> _Data for this exercise_
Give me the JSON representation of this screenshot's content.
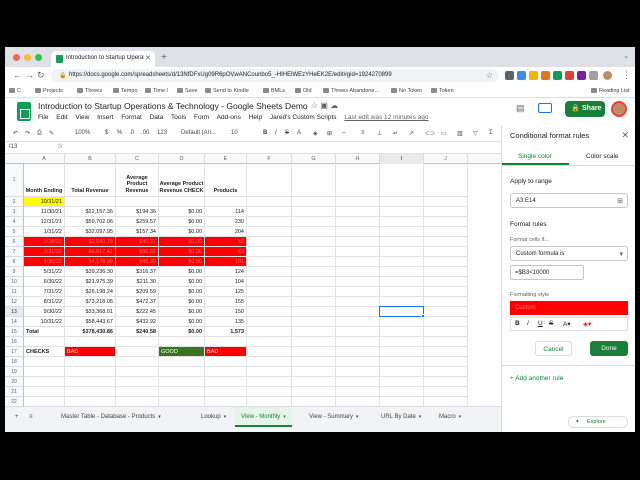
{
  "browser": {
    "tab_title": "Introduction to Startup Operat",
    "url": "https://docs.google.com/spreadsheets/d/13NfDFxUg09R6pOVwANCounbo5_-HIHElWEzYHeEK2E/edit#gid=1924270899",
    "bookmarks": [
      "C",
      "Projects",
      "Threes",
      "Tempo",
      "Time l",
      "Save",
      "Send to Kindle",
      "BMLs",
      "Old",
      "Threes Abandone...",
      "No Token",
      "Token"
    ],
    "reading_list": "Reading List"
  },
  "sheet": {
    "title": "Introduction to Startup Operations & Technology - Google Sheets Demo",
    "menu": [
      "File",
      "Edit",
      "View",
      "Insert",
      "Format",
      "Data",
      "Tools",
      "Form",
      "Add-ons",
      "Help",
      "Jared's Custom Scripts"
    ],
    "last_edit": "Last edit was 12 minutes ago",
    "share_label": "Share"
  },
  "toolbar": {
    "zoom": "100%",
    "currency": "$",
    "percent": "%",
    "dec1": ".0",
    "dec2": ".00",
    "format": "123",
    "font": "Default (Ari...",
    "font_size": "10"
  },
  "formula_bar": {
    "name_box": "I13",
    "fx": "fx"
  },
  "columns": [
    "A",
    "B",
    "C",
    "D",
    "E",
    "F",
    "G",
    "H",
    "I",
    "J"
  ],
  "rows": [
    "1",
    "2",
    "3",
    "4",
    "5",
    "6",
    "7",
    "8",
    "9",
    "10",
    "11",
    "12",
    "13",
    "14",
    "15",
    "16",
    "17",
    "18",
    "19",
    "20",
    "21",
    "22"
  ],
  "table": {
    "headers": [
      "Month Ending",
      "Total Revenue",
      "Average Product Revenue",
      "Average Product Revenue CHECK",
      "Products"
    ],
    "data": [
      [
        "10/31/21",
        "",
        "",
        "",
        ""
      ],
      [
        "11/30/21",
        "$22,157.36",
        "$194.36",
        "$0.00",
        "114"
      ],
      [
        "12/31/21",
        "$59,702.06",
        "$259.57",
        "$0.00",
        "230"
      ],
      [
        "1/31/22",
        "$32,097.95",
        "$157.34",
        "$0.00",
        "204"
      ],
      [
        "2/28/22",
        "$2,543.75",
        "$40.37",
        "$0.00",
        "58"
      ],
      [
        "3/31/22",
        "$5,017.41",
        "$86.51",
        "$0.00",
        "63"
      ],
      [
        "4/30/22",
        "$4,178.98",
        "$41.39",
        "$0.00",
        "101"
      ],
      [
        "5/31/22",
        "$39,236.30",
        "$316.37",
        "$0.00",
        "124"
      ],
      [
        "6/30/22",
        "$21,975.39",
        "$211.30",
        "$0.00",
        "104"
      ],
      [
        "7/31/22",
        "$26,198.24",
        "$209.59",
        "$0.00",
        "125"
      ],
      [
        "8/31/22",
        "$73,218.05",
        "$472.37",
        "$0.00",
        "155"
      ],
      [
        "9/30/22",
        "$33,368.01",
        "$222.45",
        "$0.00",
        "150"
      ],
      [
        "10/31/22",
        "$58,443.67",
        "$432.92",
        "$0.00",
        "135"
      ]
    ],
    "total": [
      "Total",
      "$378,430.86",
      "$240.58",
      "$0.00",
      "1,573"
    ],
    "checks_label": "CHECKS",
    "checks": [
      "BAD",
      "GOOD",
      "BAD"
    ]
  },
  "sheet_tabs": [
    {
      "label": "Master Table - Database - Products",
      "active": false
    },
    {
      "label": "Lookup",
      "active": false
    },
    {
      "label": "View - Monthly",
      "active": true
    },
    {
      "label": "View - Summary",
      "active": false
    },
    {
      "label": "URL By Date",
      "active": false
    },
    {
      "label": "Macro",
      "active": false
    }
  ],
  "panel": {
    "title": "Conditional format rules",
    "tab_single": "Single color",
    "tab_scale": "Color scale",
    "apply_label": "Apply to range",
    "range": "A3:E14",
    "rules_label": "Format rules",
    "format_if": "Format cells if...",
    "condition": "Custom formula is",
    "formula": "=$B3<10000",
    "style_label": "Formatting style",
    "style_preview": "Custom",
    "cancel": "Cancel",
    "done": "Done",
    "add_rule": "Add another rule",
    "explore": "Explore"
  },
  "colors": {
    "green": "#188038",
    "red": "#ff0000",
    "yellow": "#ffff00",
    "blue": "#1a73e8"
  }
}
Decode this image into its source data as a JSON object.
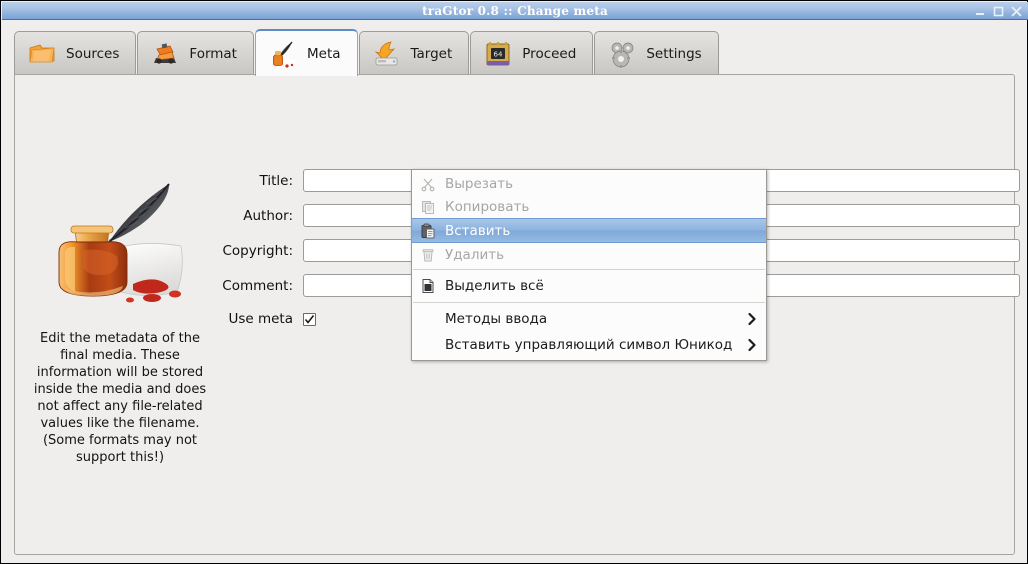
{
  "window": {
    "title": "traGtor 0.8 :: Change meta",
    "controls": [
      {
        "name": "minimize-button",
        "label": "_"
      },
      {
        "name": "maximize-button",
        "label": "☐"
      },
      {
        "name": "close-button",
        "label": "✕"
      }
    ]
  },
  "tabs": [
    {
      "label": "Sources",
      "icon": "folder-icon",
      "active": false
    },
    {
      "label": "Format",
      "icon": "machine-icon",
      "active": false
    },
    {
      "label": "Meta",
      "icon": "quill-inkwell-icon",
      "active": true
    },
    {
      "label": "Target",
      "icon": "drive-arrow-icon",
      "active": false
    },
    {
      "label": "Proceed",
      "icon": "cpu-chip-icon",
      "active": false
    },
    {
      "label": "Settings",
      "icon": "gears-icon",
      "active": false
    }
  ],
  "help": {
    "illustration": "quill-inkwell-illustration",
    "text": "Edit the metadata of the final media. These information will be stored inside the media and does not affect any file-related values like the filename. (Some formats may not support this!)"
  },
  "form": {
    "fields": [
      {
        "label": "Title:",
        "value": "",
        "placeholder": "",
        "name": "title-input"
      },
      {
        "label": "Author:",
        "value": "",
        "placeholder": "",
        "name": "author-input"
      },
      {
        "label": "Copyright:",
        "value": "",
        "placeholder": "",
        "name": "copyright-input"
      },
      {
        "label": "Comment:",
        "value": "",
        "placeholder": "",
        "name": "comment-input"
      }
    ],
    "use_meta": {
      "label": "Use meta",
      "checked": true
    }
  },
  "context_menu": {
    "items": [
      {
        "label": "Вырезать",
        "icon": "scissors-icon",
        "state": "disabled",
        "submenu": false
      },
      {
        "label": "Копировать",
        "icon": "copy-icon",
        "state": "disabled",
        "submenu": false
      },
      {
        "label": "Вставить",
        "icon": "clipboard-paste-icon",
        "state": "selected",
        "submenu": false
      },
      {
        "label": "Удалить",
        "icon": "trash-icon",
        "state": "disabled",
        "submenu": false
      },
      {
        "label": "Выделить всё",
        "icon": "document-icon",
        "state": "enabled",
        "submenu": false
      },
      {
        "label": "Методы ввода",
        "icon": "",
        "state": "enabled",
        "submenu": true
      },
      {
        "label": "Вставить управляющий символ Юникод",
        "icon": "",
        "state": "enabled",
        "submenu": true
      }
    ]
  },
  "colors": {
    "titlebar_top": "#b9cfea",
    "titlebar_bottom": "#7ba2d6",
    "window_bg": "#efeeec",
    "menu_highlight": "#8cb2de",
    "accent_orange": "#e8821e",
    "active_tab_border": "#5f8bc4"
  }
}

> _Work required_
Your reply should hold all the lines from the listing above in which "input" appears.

> _Answer to this exercise_
        "name": "title-input"
        "name": "author-input"
        "name": "copyright-input"
        "name": "comment-input"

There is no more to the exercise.